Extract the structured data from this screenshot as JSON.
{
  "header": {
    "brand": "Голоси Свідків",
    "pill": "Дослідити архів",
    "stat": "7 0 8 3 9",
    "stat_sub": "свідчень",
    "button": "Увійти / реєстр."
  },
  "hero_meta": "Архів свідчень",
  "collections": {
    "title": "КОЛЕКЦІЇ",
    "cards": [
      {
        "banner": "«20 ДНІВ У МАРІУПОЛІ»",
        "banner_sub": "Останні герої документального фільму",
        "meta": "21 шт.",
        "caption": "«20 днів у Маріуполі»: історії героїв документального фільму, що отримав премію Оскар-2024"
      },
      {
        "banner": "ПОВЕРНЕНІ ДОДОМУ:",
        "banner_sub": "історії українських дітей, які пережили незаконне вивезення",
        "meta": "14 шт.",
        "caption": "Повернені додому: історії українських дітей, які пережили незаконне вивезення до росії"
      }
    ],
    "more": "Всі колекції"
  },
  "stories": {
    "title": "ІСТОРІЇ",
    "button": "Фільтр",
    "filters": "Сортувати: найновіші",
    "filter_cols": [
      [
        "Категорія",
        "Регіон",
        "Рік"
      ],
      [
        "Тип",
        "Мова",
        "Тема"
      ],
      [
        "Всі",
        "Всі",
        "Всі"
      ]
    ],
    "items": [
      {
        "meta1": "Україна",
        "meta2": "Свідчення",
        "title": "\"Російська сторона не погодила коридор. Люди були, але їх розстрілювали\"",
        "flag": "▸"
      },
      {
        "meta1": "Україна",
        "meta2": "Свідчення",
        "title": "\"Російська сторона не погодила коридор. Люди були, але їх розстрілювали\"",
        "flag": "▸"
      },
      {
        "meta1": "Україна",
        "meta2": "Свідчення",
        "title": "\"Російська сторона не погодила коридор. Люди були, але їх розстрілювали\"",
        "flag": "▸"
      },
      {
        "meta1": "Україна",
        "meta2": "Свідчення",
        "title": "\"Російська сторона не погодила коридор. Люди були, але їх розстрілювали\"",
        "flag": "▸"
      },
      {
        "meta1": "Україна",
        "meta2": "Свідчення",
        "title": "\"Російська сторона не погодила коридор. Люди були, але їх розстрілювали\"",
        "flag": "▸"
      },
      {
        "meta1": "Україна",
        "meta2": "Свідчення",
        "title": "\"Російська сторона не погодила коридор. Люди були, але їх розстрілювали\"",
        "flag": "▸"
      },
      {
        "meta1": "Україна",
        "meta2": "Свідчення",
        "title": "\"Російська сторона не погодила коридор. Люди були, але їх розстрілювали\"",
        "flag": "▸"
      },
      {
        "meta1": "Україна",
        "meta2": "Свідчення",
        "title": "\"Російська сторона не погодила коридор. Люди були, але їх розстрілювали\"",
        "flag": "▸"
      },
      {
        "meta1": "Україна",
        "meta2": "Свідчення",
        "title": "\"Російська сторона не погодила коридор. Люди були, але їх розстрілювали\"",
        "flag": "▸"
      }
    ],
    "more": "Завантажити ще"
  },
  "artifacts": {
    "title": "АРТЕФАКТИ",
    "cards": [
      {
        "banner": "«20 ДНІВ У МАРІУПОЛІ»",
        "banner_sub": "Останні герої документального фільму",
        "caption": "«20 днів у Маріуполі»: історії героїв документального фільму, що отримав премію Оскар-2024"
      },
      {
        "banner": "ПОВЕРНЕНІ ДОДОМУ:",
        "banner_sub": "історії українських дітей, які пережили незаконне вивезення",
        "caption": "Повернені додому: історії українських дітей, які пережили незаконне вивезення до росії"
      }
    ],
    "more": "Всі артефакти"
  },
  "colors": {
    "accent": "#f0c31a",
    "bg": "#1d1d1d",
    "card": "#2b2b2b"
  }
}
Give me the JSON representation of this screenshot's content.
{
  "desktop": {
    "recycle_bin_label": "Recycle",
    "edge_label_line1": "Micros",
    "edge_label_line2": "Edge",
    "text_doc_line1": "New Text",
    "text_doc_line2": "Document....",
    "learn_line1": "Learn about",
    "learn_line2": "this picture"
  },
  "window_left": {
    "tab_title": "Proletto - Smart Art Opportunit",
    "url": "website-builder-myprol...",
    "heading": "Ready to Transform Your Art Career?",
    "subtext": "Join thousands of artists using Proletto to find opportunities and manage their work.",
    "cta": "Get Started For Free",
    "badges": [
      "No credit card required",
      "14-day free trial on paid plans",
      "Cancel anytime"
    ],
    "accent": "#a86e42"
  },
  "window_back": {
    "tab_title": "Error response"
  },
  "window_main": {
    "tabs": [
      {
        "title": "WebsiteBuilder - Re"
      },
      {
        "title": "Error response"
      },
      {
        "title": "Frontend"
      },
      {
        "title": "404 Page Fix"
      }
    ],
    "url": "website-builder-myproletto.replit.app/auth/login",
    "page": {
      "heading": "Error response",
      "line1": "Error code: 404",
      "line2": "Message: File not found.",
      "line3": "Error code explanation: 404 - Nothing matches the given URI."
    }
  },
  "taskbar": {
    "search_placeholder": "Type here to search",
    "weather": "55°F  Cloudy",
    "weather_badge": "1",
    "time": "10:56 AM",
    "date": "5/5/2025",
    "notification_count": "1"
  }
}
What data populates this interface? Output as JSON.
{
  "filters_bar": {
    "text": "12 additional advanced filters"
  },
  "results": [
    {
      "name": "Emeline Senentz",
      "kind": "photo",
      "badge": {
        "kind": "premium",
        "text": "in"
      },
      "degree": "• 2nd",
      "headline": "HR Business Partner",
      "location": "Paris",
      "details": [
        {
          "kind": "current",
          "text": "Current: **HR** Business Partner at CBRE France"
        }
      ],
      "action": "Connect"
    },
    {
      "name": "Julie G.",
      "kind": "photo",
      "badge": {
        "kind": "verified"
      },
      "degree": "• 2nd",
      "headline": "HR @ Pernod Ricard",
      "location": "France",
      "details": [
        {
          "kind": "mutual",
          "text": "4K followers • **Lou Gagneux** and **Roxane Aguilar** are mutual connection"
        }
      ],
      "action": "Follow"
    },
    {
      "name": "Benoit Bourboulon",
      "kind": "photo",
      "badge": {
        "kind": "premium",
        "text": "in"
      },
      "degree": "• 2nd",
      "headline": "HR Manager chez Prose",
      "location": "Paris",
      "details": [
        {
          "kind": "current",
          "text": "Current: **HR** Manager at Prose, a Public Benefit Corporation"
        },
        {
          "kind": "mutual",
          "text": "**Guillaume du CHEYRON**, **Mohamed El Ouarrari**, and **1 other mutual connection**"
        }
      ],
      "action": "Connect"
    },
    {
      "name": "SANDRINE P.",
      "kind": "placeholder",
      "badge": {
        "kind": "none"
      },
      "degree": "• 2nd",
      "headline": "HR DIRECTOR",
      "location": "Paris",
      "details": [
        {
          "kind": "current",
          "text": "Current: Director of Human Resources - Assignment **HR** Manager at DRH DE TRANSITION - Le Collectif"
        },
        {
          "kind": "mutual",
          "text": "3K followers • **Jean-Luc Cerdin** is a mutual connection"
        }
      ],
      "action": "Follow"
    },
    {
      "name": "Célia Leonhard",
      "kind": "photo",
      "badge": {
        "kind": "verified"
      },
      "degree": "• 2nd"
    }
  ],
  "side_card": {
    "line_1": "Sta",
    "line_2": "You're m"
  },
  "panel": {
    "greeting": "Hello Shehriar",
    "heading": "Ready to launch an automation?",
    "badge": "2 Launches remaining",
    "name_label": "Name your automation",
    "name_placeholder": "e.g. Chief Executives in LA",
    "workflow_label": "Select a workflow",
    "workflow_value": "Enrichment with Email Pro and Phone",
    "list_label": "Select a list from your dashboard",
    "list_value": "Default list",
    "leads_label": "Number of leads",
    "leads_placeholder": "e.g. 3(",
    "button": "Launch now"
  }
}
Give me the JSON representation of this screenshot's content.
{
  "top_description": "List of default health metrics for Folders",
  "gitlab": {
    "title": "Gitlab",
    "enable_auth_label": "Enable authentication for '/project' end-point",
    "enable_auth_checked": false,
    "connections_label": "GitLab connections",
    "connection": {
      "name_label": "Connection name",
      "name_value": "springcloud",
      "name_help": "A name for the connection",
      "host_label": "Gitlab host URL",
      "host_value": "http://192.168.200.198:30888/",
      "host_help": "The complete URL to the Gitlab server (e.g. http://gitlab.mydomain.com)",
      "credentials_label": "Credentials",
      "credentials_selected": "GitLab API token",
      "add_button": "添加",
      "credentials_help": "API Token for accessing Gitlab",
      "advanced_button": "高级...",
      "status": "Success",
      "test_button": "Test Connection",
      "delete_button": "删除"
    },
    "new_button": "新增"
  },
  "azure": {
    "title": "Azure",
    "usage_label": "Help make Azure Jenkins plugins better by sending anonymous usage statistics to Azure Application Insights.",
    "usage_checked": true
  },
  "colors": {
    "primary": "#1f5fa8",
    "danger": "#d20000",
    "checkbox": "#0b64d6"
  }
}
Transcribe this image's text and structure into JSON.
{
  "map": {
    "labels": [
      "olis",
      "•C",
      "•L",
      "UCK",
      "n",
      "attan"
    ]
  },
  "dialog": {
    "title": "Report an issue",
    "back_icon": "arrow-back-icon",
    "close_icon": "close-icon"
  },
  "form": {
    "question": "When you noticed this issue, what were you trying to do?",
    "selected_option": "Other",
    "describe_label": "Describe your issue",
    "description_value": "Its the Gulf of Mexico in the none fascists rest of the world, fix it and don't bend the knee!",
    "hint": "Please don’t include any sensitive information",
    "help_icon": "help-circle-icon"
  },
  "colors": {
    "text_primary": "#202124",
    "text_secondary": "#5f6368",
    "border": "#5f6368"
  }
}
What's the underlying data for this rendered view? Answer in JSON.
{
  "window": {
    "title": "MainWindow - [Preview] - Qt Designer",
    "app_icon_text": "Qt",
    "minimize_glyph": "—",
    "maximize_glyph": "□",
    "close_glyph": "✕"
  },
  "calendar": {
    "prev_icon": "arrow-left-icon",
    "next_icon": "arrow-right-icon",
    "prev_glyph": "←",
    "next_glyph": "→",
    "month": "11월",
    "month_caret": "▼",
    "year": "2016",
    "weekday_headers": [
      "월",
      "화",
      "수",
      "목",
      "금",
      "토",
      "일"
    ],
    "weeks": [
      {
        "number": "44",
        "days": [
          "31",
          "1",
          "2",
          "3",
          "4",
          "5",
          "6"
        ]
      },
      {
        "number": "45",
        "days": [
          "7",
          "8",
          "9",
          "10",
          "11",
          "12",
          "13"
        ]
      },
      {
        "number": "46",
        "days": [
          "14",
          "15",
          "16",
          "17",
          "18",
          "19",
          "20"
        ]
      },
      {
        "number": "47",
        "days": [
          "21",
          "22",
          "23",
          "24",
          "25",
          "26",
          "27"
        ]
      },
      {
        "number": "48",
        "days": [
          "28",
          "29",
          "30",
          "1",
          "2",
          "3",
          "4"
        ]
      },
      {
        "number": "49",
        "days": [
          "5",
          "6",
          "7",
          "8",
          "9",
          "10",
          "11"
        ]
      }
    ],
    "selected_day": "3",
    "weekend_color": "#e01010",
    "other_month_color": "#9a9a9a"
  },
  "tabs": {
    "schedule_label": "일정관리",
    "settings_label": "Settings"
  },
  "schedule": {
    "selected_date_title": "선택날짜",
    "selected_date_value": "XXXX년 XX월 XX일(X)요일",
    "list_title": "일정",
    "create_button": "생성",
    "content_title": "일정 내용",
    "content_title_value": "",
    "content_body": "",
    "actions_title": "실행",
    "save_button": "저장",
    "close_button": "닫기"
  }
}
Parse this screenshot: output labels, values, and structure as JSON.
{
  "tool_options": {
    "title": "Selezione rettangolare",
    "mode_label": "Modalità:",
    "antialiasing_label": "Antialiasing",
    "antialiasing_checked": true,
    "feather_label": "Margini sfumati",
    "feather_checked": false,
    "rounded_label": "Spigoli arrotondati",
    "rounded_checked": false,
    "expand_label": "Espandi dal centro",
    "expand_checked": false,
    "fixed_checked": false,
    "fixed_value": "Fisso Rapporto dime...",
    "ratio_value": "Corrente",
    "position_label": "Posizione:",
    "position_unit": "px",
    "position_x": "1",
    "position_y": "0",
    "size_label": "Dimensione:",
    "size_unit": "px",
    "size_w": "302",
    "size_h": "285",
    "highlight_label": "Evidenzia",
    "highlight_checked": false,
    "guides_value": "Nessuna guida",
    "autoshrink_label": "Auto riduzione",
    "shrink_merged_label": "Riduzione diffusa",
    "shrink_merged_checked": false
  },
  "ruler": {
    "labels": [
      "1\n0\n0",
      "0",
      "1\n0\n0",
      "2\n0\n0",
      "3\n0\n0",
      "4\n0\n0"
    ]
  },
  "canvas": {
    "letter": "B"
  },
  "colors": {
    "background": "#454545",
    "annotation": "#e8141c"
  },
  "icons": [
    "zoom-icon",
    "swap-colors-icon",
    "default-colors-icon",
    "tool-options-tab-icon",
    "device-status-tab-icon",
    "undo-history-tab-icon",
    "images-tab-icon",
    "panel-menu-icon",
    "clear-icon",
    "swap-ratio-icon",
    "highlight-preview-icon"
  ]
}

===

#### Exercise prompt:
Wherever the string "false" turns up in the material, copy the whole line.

#### Worked solution:
    "enable_auth_checked": false,
    "feather_checked": false,
    "rounded_checked": false,
    "expand_checked": false,
    "fixed_checked": false,
    "highlight_checked": false,
    "shrink_merged_checked": false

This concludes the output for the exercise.